WHAT THE TASK ASKS: Copy out every record precisely.

☆ ☆ ☆

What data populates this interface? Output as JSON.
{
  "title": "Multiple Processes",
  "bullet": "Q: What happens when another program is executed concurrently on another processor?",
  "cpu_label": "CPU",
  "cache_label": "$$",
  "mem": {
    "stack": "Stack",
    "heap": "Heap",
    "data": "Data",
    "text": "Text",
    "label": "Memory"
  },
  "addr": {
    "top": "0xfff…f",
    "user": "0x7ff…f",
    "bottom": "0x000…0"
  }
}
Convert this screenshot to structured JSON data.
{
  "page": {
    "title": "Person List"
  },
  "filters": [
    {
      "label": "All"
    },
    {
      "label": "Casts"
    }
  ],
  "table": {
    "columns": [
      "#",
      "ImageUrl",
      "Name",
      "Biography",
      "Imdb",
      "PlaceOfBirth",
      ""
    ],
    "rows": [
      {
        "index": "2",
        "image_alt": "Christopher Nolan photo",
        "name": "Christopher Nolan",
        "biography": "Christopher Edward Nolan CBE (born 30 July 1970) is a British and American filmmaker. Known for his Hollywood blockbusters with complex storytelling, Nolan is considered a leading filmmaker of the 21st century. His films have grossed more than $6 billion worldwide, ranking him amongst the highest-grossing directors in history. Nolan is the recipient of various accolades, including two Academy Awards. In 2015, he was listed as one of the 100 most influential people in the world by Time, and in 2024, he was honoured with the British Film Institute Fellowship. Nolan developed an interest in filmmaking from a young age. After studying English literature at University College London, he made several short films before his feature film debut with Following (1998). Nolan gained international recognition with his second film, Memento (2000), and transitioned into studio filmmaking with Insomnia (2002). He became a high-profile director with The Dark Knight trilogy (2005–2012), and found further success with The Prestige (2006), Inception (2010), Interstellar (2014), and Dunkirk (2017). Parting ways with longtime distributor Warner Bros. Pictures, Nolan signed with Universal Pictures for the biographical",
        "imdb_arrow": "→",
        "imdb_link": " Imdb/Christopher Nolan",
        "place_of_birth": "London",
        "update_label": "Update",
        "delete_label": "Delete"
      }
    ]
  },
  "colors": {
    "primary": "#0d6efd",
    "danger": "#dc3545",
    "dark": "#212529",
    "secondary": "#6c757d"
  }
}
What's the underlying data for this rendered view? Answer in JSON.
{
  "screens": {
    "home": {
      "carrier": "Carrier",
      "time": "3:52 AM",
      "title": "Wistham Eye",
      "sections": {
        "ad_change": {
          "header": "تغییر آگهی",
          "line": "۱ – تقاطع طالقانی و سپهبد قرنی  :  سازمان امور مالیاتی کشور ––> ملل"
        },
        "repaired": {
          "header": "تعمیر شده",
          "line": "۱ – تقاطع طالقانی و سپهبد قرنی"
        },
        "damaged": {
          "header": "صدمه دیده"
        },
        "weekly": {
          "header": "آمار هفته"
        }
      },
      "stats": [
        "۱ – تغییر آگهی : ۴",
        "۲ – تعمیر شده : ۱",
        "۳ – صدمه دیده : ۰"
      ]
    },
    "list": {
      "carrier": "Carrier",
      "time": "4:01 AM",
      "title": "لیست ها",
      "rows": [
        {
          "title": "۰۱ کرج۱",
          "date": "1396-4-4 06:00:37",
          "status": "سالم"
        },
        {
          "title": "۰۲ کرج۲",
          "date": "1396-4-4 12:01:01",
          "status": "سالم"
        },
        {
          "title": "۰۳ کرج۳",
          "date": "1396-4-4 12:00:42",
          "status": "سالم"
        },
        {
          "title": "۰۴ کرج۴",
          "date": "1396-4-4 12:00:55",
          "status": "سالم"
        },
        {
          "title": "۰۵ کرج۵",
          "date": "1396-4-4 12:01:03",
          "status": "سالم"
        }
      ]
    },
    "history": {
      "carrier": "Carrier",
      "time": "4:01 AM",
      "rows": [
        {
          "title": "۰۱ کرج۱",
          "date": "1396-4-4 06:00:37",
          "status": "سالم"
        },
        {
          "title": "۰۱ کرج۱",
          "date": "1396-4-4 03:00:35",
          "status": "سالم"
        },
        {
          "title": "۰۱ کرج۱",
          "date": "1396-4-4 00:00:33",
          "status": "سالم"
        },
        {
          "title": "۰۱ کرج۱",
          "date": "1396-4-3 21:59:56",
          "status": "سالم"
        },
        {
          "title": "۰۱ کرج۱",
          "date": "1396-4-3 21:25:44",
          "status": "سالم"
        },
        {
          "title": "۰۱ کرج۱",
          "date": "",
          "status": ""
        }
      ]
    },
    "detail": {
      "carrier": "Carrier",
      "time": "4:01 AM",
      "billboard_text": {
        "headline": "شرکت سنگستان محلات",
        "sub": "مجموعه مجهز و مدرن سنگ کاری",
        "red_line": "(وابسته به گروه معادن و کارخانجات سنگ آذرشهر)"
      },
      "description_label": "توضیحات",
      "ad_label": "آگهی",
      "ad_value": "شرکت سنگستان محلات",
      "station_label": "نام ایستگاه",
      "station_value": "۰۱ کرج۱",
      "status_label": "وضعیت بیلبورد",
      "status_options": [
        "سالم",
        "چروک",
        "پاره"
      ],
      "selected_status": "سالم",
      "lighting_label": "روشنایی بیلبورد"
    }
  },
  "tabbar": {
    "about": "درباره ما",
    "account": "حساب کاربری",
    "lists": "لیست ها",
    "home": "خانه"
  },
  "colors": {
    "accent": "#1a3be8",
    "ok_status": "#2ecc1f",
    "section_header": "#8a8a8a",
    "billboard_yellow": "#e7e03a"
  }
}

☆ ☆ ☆

REPLY:
What data populates this interface? Output as JSON.
{
  "title": "Multiple Processes",
  "bullet": "Q: What happens when another program is executed concurrently on another processor?",
  "cpu_label": "CPU",
  "cache_label": "$$",
  "mem": {
    "stack": "Stack",
    "heap": "Heap",
    "data": "Data",
    "text": "Text",
    "label": "Memory"
  },
  "addr": {
    "top": "0xfff…f",
    "user": "0x7ff…f",
    "bottom": "0x000…0"
  }
}
Convert this screenshot to structured JSON data.
{
  "page": {
    "title": "Person List"
  },
  "filters": [
    {
      "label": "All"
    },
    {
      "label": "Casts"
    }
  ],
  "table": {
    "columns": [
      "#",
      "ImageUrl",
      "Name",
      "Biography",
      "Imdb",
      "PlaceOfBirth",
      ""
    ],
    "rows": [
      {
        "index": "2",
        "image_alt": "Christopher Nolan photo",
        "name": "Christopher Nolan",
        "biography": "Christopher Edward Nolan CBE (born 30 July 1970) is a British and American filmmaker. Known for his Hollywood blockbusters with complex storytelling, Nolan is considered a leading filmmaker of the 21st century. His films have grossed more than $6 billion worldwide, ranking him amongst the highest-grossing directors in history. Nolan is the recipient of various accolades, including two Academy Awards. In 2015, he was listed as one of the 100 most influential people in the world by Time, and in 2024, he was honoured with the British Film Institute Fellowship. Nolan developed an interest in filmmaking from a young age. After studying English literature at University College London, he made several short films before his feature film debut with Following (1998). Nolan gained international recognition with his second film, Memento (2000), and transitioned into studio filmmaking with Insomnia (2002). He became a high-profile director with The Dark Knight trilogy (2005–2012), and found further success with The Prestige (2006), Inception (2010), Interstellar (2014), and Dunkirk (2017). Parting ways with longtime distributor Warner Bros. Pictures, Nolan signed with Universal Pictures for the biographical",
        "imdb_arrow": "→",
        "imdb_link": " Imdb/Christopher Nolan",
        "place_of_birth": "London",
        "update_label": "Update",
        "delete_label": "Delete"
      }
    ]
  },
  "colors": {
    "primary": "#0d6efd",
    "danger": "#dc3545",
    "dark": "#212529",
    "secondary": "#6c757d"
  }
}
What's the underlying data for this rendered view? Answer in JSON.
{
  "screens": {
    "home": {
      "carrier": "Carrier",
      "time": "3:52 AM",
      "title": "Wistham Eye",
      "sections": {
        "ad_change": {
          "header": "تغییر آگهی",
          "line": "۱ – تقاطع طالقانی و سپهبد قرنی  :  سازمان امور مالیاتی کشور ––> ملل"
        },
        "repaired": {
          "header": "تعمیر شده",
          "line": "۱ – تقاطع طالقانی و سپهبد قرنی"
        },
        "damaged": {
          "header": "صدمه دیده"
        },
        "weekly": {
          "header": "آمار هفته"
        }
      },
      "stats": [
        "۱ – تغییر آگهی : ۴",
        "۲ – تعمیر شده : ۱",
        "۳ – صدمه دیده : ۰"
      ]
    },
    "list": {
      "carrier": "Carrier",
      "time": "4:01 AM",
      "title": "لیست ها",
      "rows": [
        {
          "title": "۰۱ کرج۱",
          "date": "1396-4-4 06:00:37",
          "status": "سالم"
        },
        {
          "title": "۰۲ کرج۲",
          "date": "1396-4-4 12:01:01",
          "status": "سالم"
        },
        {
          "title": "۰۳ کرج۳",
          "date": "1396-4-4 12:00:42",
          "status": "سالم"
        },
        {
          "title": "۰۴ کرج۴",
          "date": "1396-4-4 12:00:55",
          "status": "سالم"
        },
        {
          "title": "۰۵ کرج۵",
          "date": "1396-4-4 12:01:03",
          "status": "سالم"
        }
      ]
    },
    "history": {
      "carrier": "Carrier",
      "time": "4:01 AM",
      "rows": [
        {
          "title": "۰۱ کرج۱",
          "date": "1396-4-4 06:00:37",
          "status": "سالم"
        },
        {
          "title": "۰۱ کرج۱",
          "date": "1396-4-4 03:00:35",
          "status": "سالم"
        },
        {
          "title": "۰۱ کرج۱",
          "date": "1396-4-4 00:00:33",
          "status": "سالم"
        },
        {
          "title": "۰۱ کرج۱",
          "date": "1396-4-3 21:59:56",
          "status": "سالم"
        },
        {
          "title": "۰۱ کرج۱",
          "date": "1396-4-3 21:25:44",
          "status": "سالم"
        },
        {
          "title": "۰۱ کرج۱",
          "date": "",
          "status": ""
        }
      ]
    },
    "detail": {
      "carrier": "Carrier",
      "time": "4:01 AM",
      "billboard_text": {
        "headline": "شرکت سنگستان محلات",
        "sub": "مجموعه مجهز و مدرن سنگ کاری",
        "red_line": "(وابسته به گروه معادن و کارخانجات سنگ آذرشهر)"
      },
      "description_label": "توضیحات",
      "ad_label": "آگهی",
      "ad_value": "شرکت سنگستان محلات",
      "station_label": "نام ایستگاه",
      "station_value": "۰۱ کرج۱",
      "status_label": "وضعیت بیلبورد",
      "status_options": [
        "سالم",
        "چروک",
        "پاره"
      ],
      "selected_status": "سالم",
      "lighting_label": "روشنایی بیلبورد"
    }
  },
  "tabbar": {
    "about": "درباره ما",
    "account": "حساب کاربری",
    "lists": "لیست ها",
    "home": "خانه"
  },
  "colors": {
    "accent": "#1a3be8",
    "ok_status": "#2ecc1f",
    "section_header": "#8a8a8a",
    "billboard_yellow": "#e7e03a"
  }
}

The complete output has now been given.